Colloidal radioactive Au198 was injected intravenously into mice in large doses in an attempt to produce neoplasms of the reticuloendothelial cells.
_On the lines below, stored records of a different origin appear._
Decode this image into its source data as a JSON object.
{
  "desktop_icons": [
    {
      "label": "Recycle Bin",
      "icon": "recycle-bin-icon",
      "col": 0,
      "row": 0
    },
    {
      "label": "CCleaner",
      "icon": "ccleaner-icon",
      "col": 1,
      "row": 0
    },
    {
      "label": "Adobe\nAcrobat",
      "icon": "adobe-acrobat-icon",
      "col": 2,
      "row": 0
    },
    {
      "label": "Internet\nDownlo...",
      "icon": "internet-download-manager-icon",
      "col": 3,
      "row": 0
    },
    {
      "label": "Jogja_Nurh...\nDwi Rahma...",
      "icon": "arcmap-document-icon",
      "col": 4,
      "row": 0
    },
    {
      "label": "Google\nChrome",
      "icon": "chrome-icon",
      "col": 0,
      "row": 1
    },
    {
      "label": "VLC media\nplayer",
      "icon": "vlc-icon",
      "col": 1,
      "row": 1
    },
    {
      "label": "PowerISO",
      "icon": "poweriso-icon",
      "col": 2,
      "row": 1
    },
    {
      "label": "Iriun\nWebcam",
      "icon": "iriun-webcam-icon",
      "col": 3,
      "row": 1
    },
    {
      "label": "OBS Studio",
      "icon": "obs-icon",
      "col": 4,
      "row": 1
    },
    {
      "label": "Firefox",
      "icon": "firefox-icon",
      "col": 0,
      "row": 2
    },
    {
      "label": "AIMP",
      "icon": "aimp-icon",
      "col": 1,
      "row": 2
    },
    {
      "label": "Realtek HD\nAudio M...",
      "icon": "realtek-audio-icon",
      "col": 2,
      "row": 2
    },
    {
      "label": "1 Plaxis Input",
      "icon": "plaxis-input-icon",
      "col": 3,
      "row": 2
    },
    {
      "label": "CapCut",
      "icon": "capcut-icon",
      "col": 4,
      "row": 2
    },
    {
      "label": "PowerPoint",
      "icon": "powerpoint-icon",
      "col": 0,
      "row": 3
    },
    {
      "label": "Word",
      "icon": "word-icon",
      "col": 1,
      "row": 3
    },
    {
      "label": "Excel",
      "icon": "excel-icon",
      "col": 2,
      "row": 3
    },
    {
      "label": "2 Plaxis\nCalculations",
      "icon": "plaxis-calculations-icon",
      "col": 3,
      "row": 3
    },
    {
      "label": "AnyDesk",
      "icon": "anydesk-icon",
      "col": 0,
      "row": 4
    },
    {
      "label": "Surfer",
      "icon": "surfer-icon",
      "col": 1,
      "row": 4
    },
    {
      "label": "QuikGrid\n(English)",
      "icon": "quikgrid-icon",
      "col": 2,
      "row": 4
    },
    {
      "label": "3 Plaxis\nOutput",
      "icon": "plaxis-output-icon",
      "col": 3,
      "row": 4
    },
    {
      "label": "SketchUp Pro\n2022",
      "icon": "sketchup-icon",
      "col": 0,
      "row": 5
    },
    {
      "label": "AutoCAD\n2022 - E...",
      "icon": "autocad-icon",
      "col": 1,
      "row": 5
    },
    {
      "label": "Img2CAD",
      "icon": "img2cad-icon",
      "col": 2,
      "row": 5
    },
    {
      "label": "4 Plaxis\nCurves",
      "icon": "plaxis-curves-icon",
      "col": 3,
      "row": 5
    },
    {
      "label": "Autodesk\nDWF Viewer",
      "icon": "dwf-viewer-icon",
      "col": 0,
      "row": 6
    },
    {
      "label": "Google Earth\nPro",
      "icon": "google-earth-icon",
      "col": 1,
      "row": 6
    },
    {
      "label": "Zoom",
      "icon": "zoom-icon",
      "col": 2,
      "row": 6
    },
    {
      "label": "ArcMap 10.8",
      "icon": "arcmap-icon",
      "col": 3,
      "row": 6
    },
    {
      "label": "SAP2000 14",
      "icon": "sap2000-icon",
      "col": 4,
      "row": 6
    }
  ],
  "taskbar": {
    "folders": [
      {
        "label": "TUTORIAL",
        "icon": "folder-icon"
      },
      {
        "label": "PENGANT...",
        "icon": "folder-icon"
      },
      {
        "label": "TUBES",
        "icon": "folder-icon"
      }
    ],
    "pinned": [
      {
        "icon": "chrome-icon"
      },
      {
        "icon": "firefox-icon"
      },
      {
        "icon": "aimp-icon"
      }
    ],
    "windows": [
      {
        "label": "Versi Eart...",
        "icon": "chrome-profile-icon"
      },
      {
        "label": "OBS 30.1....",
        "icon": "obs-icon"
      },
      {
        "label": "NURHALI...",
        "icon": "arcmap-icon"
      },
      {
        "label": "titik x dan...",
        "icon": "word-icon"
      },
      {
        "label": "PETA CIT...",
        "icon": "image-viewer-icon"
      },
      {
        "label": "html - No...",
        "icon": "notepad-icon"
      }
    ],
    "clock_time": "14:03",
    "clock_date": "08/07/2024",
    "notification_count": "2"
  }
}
The Au198 became rapidly concentrated in these cells, over 80 per cent being retained in the liver.
Of eight mice receiving 475–1350 μc., seven died within 2 weeks with leukopenia, necrosis of the bone marrow, and hepatic degeneration, and one mouse surviving 9 months died with cirrhosis.
A dose of 44–160 μc. of Au198, estimated to deliver 850–3400 rep to the liver, caused no early deaths but produced chronic liver damage in 45–83 per cent and hepatomas in 10–26 per cent of mice injected.
In five of 31 livers examined microscopically, foci of ossification with marrow formation were noted.
The incidence of leukemia was not significantly altered, and neoplasms of reticuloendothelial cells were not produced by the colloidal Au198.
An increase in the incidence of pulmonary adenomas occurred in mice receiving both radioactive and nonradioactive colloidal gold.
Work performed under Contract No. W-7405-eng-26 for the Atomic Energy Commission.